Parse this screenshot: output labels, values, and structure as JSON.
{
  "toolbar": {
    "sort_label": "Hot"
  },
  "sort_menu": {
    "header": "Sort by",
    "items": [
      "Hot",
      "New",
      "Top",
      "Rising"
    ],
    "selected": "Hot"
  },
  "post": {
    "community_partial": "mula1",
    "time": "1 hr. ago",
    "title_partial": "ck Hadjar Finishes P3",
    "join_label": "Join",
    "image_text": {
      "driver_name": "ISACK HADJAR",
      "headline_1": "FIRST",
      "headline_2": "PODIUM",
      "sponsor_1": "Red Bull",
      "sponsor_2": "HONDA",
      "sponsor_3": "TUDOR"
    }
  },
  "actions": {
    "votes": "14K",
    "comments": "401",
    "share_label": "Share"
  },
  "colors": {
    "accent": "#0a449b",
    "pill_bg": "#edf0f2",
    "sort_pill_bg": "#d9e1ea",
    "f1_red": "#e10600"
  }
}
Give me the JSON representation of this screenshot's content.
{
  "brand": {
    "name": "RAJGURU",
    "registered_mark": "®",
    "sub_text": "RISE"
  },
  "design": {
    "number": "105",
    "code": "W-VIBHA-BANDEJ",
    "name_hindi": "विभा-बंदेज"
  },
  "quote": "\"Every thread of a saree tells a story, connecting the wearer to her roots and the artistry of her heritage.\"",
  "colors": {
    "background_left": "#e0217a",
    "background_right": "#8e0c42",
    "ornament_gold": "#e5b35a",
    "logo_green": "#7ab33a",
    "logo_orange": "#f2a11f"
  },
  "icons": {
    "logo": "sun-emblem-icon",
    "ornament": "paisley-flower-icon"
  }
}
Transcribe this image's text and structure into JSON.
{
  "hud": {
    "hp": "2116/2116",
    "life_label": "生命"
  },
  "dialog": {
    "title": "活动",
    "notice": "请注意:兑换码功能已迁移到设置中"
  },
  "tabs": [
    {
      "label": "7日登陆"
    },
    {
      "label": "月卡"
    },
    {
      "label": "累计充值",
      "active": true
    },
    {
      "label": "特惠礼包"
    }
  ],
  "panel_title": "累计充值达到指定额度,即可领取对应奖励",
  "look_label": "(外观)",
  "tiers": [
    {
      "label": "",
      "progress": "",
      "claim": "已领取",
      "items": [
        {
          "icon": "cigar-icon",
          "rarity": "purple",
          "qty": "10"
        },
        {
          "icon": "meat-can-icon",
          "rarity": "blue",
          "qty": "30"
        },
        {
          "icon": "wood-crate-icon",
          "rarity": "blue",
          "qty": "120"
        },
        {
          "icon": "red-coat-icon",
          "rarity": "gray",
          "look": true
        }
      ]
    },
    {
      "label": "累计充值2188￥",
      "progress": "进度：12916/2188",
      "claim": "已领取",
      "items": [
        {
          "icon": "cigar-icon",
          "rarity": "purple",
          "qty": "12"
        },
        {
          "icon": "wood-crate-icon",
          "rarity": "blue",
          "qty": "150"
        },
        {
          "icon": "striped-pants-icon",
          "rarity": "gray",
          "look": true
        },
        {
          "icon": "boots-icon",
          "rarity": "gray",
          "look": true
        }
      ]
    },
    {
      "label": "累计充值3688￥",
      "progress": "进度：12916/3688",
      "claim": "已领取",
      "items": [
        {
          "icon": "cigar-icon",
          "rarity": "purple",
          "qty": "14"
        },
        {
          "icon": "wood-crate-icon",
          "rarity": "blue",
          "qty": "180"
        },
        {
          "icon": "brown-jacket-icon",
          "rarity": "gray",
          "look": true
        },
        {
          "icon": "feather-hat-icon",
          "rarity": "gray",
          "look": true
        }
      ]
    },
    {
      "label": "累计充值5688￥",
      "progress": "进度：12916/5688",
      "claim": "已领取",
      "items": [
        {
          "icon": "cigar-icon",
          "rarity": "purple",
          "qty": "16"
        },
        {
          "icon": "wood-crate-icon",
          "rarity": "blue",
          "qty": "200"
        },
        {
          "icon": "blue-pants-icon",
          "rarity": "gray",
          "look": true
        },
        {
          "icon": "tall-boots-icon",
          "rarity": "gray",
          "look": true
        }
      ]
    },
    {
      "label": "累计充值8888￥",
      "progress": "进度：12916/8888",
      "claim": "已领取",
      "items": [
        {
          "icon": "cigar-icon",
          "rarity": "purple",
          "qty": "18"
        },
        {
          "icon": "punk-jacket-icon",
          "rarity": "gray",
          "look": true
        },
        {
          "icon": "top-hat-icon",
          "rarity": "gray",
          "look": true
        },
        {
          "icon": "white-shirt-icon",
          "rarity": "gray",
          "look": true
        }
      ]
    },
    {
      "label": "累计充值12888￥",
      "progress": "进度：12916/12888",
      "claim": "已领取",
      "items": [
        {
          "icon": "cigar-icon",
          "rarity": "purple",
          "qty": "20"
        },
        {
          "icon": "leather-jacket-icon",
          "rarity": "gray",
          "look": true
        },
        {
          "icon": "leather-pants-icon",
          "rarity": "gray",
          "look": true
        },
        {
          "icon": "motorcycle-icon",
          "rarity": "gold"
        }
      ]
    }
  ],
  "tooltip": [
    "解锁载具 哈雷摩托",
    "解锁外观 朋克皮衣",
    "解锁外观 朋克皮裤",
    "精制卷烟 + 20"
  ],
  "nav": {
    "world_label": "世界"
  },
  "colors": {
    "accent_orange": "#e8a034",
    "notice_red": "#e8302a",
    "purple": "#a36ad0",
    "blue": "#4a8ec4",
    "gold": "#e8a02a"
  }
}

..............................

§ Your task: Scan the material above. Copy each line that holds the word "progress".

§ Response for this exercise:
      "progress": "",
      "progress": "进度：12916/2188",
      "progress": "进度：12916/3688",
      "progress": "进度：12916/5688",
      "progress": "进度：12916/8888",
      "progress": "进度：12916/12888",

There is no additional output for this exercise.